Favorite Places part II: Tofo

Google stock; Worlds biggest fish the whale shark

For my favorite places part II, I think I have to mention Tofo, Mozambique. While traveling around the rest of southern Africa, I got so many other backpackers telling me I had to go diving on Tofo, that it was inevidable that I ended up there. I was pretty disapointed however when I go there, due to the fact that it was January first, and all the prices where tripled at the hostels. On top of that, the whole town was so crowded when I got there, that the one road into town was grid locked, and I had to walk about a mile from where the bus finaly had let us off. In the dark, getting directions to a hostel, I finaly arrived at the ultra packed Fatimas Nest Backpackers.

The Mesa State crew

The lounge area at Fatimas Nest

Paying $20 a night for a shoulder to shoulder, tent to tent hostel is never on my agenda, and the only reason I stuck it out was the awesome beach, great weather and beautiful scenery, but on about the sixth the whole town seemed to be abandoned of tourists, and the cost went back to normal. Me and my friends practicaly had Fatimas to our self, and were free to explore the area in peace.

Tofo and surrounds have some truly excellent diving, with nice reefs and excellent large marine life.

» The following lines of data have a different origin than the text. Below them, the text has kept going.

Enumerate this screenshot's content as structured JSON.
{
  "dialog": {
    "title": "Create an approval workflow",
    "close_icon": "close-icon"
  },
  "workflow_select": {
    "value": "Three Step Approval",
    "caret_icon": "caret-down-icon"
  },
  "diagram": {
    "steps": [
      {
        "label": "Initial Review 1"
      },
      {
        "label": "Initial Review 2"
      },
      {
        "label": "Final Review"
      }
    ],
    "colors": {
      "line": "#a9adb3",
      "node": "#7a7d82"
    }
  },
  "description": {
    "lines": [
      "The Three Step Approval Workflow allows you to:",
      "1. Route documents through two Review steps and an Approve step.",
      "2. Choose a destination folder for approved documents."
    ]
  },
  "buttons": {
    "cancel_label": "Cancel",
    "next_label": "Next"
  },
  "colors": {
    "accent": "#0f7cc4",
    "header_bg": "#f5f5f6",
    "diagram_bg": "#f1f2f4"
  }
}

Whale sharks and Humpback Whales in season, reef sharks and much more. We were told at a marine biologist seminar, featuring whale sharks, that the Tofo area has one of the greatest concentrations of the giant fish in the world. Evidently the whale sharks, along with giant manta rays, put Tofo on the map. The biologist even took people on snorkeling tours with them, when they needed to tag or track the sharks. The reafs aren't any good for snorkeling, being too deep to see, but there are atleast three dive centers in town. Liquid Adventures is where we got the best deal, and ended up getting open water certified.
Diving turned out to be one of my favorite things i've ever done, and now I'm hooked for life. Once you get use to the low oxygen and restrictive breathing, things for me became extremely relaxed and soothing, topped with amazing sights a non-diver would never experiance.

For four or five days all I did was dive in cool reefs with names like Clownfish Reef, Mike's Cubbard, Salon, Sherwood Forest and Manta Reef. It was an unforgetable week.

North of Tofo beach